Published online by Cambridge University Press: 21 May 2018
The literature studying the behavioral effects of political corruption is rapidly growing. While some studies explore the contextual and institutional factors that can neutralize the effects of corruption, this article addresses a different mechanism for weak electoral accountability for corruption: citizen (de)mobilization. It uses a vignette experiment embedded in a nationally representative AmericasBarometer survey in Colombia to isolate the causal effect of political corruption on electoral participation. The results suggest that receiving credible information about the corrupt behavior of politicians running for office decreases the likelihood of participation in elections.

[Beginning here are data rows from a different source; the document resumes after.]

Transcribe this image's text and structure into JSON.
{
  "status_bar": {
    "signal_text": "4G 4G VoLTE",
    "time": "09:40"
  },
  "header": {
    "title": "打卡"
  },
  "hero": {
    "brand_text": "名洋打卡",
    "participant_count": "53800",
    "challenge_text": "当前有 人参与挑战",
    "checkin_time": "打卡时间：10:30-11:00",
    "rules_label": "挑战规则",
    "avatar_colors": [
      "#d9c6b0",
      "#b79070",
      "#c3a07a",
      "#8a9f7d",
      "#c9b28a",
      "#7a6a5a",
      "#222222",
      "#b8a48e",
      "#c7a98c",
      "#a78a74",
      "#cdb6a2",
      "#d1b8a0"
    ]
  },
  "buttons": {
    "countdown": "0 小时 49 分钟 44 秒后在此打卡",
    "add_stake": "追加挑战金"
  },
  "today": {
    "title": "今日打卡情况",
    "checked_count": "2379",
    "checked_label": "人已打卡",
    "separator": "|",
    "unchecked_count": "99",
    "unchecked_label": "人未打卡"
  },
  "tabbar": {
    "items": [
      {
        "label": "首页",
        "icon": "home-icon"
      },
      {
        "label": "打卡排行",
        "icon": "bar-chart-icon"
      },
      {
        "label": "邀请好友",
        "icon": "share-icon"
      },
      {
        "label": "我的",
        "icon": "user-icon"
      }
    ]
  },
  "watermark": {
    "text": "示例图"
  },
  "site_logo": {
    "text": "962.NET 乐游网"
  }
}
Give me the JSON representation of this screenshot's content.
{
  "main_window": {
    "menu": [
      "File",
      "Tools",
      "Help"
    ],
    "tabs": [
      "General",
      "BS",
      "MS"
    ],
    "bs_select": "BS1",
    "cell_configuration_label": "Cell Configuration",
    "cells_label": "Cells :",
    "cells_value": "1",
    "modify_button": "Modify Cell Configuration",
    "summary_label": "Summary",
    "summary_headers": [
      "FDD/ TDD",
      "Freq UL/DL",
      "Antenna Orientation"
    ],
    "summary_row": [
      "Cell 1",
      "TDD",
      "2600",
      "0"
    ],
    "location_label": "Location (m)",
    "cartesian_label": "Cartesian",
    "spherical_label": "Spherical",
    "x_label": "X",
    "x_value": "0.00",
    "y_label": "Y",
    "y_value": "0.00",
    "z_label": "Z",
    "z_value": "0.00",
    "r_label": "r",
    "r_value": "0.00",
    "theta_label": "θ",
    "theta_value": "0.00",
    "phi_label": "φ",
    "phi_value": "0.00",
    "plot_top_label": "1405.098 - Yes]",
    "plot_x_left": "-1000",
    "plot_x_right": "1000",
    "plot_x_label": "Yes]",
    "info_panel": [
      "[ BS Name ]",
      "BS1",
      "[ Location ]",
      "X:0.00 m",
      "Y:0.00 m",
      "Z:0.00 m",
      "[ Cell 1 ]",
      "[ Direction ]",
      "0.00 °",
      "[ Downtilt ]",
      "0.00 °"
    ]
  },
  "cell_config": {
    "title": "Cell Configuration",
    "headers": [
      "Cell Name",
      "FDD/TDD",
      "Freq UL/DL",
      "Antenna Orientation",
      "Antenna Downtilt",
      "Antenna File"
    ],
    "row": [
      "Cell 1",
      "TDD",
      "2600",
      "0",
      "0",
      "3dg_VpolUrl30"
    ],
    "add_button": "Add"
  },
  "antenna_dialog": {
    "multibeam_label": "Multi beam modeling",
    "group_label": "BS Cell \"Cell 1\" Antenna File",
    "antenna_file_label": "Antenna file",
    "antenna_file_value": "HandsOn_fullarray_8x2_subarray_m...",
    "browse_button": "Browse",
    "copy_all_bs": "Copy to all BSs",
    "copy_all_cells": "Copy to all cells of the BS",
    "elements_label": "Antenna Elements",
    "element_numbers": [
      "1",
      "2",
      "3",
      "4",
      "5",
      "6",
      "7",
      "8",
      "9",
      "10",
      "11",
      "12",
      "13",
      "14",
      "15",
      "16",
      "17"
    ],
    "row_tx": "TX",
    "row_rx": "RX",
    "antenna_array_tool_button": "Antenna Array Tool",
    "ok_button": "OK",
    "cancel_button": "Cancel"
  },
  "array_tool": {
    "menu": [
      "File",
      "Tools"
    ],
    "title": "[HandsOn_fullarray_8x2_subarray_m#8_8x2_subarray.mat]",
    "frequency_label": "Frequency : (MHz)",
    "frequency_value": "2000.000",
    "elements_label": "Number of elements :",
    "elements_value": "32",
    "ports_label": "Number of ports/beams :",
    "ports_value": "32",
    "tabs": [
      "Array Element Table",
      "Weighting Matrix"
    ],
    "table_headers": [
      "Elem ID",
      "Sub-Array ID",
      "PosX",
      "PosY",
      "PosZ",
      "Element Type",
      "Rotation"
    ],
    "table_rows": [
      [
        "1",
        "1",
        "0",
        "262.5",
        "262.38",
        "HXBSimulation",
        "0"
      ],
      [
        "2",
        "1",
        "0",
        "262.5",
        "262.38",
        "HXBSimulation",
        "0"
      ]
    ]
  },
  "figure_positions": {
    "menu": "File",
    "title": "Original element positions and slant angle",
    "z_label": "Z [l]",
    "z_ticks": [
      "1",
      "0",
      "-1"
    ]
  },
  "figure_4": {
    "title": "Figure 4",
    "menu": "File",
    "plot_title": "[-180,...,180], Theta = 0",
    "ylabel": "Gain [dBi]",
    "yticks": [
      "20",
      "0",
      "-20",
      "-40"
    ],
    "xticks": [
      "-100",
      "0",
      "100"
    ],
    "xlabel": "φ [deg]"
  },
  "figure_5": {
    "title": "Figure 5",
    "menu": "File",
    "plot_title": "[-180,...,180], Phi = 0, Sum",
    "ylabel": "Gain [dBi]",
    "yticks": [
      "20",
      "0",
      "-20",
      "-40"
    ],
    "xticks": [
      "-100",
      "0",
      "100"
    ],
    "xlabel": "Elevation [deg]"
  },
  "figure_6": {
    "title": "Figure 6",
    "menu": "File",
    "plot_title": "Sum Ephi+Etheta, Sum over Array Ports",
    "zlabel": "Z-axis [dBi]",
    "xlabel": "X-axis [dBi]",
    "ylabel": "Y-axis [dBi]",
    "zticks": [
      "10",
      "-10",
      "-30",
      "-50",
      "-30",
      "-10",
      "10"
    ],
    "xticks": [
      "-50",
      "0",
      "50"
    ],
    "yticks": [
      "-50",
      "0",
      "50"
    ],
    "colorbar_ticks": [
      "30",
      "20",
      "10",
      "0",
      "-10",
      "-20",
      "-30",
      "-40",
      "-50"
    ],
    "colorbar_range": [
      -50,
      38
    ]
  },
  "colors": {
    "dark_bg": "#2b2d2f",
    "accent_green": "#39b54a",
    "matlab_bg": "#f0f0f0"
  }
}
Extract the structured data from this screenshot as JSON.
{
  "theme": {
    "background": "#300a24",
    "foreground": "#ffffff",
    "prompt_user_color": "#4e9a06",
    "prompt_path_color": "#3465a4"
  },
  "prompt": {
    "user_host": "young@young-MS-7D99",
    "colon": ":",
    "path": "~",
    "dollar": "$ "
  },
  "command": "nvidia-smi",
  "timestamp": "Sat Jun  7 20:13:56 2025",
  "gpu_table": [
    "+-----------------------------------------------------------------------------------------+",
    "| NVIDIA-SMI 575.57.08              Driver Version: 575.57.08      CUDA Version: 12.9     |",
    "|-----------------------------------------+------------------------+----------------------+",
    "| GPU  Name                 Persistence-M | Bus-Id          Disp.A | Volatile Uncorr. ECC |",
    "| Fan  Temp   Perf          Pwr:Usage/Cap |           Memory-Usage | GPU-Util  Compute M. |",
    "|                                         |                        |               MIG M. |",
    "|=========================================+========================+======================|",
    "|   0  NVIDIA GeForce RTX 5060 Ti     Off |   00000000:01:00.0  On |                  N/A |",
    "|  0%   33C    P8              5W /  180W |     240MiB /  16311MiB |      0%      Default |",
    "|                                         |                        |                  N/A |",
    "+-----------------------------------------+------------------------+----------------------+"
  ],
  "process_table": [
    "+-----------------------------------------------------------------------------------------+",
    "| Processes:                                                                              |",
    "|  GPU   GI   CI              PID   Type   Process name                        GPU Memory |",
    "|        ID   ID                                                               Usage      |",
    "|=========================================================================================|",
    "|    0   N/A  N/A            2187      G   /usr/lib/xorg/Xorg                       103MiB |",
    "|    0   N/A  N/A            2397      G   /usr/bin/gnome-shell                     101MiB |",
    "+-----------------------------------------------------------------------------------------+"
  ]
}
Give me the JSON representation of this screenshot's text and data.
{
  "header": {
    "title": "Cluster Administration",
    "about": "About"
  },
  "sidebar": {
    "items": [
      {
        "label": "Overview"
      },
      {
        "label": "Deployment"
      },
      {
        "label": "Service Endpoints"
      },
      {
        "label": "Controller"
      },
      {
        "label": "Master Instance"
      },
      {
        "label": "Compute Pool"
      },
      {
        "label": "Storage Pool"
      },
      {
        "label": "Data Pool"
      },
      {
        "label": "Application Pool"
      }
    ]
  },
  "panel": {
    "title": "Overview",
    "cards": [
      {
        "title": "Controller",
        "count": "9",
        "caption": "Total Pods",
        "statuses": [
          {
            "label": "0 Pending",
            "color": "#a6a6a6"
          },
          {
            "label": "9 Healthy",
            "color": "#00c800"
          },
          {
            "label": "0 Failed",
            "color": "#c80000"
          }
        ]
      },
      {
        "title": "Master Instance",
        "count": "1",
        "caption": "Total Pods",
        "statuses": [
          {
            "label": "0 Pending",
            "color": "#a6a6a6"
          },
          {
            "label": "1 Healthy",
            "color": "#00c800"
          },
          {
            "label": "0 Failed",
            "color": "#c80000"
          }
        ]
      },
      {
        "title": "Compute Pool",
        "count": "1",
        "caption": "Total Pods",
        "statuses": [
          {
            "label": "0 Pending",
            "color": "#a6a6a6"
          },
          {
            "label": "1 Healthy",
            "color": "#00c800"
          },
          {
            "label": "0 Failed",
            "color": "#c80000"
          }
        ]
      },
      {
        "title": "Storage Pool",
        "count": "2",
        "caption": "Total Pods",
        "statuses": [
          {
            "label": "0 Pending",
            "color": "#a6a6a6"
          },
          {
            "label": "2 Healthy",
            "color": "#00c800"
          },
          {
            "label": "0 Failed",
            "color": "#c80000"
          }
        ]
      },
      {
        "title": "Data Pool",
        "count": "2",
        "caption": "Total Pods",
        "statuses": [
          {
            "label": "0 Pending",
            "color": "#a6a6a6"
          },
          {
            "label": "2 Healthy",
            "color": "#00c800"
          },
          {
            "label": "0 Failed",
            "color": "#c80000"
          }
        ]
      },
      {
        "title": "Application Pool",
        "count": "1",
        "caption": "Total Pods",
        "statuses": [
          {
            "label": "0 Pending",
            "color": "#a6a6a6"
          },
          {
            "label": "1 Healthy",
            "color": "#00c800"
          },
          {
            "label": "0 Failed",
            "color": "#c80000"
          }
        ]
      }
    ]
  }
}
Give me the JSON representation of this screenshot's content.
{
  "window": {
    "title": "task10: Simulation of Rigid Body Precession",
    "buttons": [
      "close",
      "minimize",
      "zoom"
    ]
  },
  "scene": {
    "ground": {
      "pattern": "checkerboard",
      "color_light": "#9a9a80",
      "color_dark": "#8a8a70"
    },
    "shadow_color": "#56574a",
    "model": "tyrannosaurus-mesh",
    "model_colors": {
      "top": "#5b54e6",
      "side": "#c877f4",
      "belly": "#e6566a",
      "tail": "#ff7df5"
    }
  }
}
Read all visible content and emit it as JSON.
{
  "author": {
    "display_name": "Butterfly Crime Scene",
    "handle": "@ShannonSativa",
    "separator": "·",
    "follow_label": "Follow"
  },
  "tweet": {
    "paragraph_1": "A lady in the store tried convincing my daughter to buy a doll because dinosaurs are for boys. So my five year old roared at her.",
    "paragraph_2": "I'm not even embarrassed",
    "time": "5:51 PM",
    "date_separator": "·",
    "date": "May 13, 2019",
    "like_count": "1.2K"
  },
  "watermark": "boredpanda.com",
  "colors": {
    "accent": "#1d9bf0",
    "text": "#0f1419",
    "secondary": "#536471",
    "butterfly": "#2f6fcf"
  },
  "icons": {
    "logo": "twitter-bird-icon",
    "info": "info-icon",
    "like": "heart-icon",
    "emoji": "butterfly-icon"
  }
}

It also shows that corruption demobilizes voters even when corrupt politicians are able to provide public works to their constituencies, which casts doubt on the idea that citizens exchange integrity for favorable policy outcomes.